Data supplied section start

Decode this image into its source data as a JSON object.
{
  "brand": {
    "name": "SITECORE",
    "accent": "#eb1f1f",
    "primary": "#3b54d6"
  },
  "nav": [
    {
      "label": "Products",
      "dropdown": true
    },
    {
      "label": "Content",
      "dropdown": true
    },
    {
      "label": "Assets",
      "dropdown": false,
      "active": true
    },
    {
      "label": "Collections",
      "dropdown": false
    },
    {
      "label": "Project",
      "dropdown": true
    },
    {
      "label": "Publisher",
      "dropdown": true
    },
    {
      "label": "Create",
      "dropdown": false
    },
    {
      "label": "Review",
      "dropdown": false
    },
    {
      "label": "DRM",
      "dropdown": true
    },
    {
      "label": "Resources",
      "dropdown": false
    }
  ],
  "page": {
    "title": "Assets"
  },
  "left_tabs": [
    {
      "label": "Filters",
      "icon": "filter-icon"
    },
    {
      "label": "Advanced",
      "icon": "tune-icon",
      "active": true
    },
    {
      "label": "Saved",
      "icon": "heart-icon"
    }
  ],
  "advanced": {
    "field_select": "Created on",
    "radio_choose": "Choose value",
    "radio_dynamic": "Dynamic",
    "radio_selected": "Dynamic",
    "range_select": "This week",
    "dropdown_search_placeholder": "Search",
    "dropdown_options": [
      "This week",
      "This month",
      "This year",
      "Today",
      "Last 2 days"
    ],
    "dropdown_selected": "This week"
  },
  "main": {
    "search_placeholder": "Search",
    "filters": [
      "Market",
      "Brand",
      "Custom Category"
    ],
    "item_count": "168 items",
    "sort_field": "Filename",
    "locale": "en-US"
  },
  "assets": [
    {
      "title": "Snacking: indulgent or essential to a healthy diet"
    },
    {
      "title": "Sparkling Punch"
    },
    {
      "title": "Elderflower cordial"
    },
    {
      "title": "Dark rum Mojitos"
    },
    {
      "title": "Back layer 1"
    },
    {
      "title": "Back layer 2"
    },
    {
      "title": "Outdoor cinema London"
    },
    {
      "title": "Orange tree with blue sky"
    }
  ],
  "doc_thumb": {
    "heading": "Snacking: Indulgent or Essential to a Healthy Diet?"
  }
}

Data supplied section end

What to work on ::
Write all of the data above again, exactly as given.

Response below ::
Decode this image into its source data as a JSON object.
{
  "brand": {
    "name": "SITECORE",
    "accent": "#eb1f1f",
    "primary": "#3b54d6"
  },
  "nav": [
    {
      "label": "Products",
      "dropdown": true
    },
    {
      "label": "Content",
      "dropdown": true
    },
    {
      "label": "Assets",
      "dropdown": false,
      "active": true
    },
    {
      "label": "Collections",
      "dropdown": false
    },
    {
      "label": "Project",
      "dropdown": true
    },
    {
      "label": "Publisher",
      "dropdown": true
    },
    {
      "label": "Create",
      "dropdown": false
    },
    {
      "label": "Review",
      "dropdown": false
    },
    {
      "label": "DRM",
      "dropdown": true
    },
    {
      "label": "Resources",
      "dropdown": false
    }
  ],
  "page": {
    "title": "Assets"
  },
  "left_tabs": [
    {
      "label": "Filters",
      "icon": "filter-icon"
    },
    {
      "label": "Advanced",
      "icon": "tune-icon",
      "active": true
    },
    {
      "label": "Saved",
      "icon": "heart-icon"
    }
  ],
  "advanced": {
    "field_select": "Created on",
    "radio_choose": "Choose value",
    "radio_dynamic": "Dynamic",
    "radio_selected": "Dynamic",
    "range_select": "This week",
    "dropdown_search_placeholder": "Search",
    "dropdown_options": [
      "This week",
      "This month",
      "This year",
      "Today",
      "Last 2 days"
    ],
    "dropdown_selected": "This week"
  },
  "main": {
    "search_placeholder": "Search",
    "filters": [
      "Market",
      "Brand",
      "Custom Category"
    ],
    "item_count": "168 items",
    "sort_field": "Filename",
    "locale": "en-US"
  },
  "assets": [
    {
      "title": "Snacking: indulgent or essential to a healthy diet"
    },
    {
      "title": "Sparkling Punch"
    },
    {
      "title": "Elderflower cordial"
    },
    {
      "title": "Dark rum Mojitos"
    },
    {
      "title": "Back layer 1"
    },
    {
      "title": "Back layer 2"
    },
    {
      "title": "Outdoor cinema London"
    },
    {
      "title": "Orange tree with blue sky"
    }
  ],
  "doc_thumb": {
    "heading": "Snacking: Indulgent or Essential to a Healthy Diet?"
  }
}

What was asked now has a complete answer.